Mr. Tobin – Myths, Lies and Downright Stupidity (John Stossel)
The ABC News correspondent mines his 20/20 segments and challenges conventional wisdom, presenting a series of "myths" and then deploying an investigative journalism shovel to unearth "truth." …snappy debunkings of alarmism, witch-hunts, etc.
Mr. Tristine – Triangle (David von Drehle) A profitable business in a modern fireproof building, a model of efficiency, the Triangle Shirtwaist factory in New York City became the deadliest workplace in American history when fire broke out there in March 1911. Within 15 minutes the blaze killed 146 workers…
Ms. Twiggs – The Charm School (Nelson DeMille)
The sustained action of this chilling vision of modern Russia starts with a young American tourist phoning the U.S. embassy in Moscow to report an unusual encounter with a U.S. Air Force major in the forest near Borodino.
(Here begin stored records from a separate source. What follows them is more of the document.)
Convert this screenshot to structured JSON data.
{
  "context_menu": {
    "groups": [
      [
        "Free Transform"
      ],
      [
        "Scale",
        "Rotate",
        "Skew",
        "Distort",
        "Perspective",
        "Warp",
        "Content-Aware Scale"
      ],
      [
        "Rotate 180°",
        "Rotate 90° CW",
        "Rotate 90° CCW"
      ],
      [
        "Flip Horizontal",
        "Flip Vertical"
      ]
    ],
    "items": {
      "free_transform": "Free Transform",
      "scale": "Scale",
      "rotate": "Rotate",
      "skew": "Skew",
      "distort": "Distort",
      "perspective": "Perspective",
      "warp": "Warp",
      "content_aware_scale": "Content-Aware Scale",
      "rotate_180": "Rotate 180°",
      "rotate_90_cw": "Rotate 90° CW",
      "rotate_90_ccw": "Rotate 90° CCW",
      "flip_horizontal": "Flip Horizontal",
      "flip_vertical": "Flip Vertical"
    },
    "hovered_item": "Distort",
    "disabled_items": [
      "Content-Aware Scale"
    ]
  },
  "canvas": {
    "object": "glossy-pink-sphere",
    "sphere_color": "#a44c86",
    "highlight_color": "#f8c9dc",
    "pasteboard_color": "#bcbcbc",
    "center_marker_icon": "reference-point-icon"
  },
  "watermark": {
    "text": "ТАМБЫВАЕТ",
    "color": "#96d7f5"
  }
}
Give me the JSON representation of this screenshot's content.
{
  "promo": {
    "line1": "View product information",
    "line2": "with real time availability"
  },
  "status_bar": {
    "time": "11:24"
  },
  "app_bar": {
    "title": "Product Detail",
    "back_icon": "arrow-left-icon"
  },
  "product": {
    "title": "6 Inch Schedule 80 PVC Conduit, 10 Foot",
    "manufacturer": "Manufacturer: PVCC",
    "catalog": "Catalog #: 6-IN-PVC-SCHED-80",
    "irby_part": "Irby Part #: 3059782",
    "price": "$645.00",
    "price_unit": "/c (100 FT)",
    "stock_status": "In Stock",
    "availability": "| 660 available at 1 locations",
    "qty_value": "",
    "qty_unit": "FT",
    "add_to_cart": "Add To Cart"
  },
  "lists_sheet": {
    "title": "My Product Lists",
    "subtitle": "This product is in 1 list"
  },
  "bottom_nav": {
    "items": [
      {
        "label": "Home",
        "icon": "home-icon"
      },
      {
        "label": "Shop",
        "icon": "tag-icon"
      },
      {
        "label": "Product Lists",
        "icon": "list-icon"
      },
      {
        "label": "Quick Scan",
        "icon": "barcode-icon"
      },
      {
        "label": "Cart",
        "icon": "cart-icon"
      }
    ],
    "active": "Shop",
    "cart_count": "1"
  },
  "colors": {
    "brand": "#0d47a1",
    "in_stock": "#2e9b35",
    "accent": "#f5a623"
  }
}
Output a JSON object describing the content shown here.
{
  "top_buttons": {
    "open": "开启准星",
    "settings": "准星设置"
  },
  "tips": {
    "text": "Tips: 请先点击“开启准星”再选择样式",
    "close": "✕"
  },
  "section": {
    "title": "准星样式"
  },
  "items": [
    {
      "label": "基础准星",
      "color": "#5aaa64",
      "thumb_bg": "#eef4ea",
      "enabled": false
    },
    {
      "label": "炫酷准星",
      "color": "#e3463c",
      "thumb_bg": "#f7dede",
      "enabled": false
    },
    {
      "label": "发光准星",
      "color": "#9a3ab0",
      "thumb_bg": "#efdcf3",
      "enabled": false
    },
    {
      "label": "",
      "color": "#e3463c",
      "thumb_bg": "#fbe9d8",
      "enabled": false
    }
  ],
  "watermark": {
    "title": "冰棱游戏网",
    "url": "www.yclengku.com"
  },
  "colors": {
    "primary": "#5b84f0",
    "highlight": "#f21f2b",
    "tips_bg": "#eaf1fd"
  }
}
The tourist then vanishes and the officer is identified as a Vietnam MIA. Attaches Sam Hollis and Lisa Rhodes eventually uncover a spy school graduating several hundred "Americans" each year and staffed by an unwilling faculty made up of American servicemen missing from Vietnam.
Ms. Tucker – The Alchemist (Paul Coelho) Santiago, a shepherd boy, dreams of seeing the world, and learns many lessons as he journeys from Spain to Morocco in search of worldly success, and eventually to Egypt, where an encounter with an alchemist brings him at last to self-understanding and spiritual enlightenment.
Ms. Ventura-Clements – A Thousand Splendid Suns (Khaled Hosseini) The story covers 3 decades of anti-Soviet jihad, civil war and Taliban tyranny through the lives of 2 women. Mariam is the scorned, illegitimate daughter of a wealthy businessman, forced at age 15 into marrying the 40-year-old Rasheed, who grows increasingly brutal as she fails to produce a child. 18 years later, he takes another wife, 14-year-old Laila,
Ms. Underwood – Small Wonder (Barbara Kingsolver)
This book of essays by Kingsolver (The Poisonwood Bible, etc.) is like a visit from a cherished old friend. Conversation ranges from what Kingsolver ate on a trip to Japan to wonder over a news story about a she-bear who suckled a lost child to how it feels to be an
Mr. Wall – The Perks of Being a Wallflower (Stephen Chbosky)
This is the story of Charlie, a freshman, not the biggest geek in the school, but by no means popular. He's a wallflower—shy, introspective, and intelligent beyond his years, if not very savvy in the social arts.
Mr. Wiesen – Bladerunner (Do Androids Dream of Electric Sheep?) (Philip K. Dick)
It was January 2021, and Rick Deckard had a license to kill. Somewhere among the hordes of humans out there, lurked several rogue androids. Deckard's assignment--find them and then..."retire" them. Trouble was, the androids all looked exactly like humans, and they didn't want to be found!
Ms. Wertheim – Girl with the Pearl Earring (Tracy Chevalier) centers on Vermeer's prosperous Delft household during the 1660s. When Griet, the novel's quietly perceptive heroine, is hired as a servant, turmoil follows… From the very first, 16-year-old narrator Griet establishes herself as a keen observer who sees the world in sensuous images, expressed in precise and luminous prose.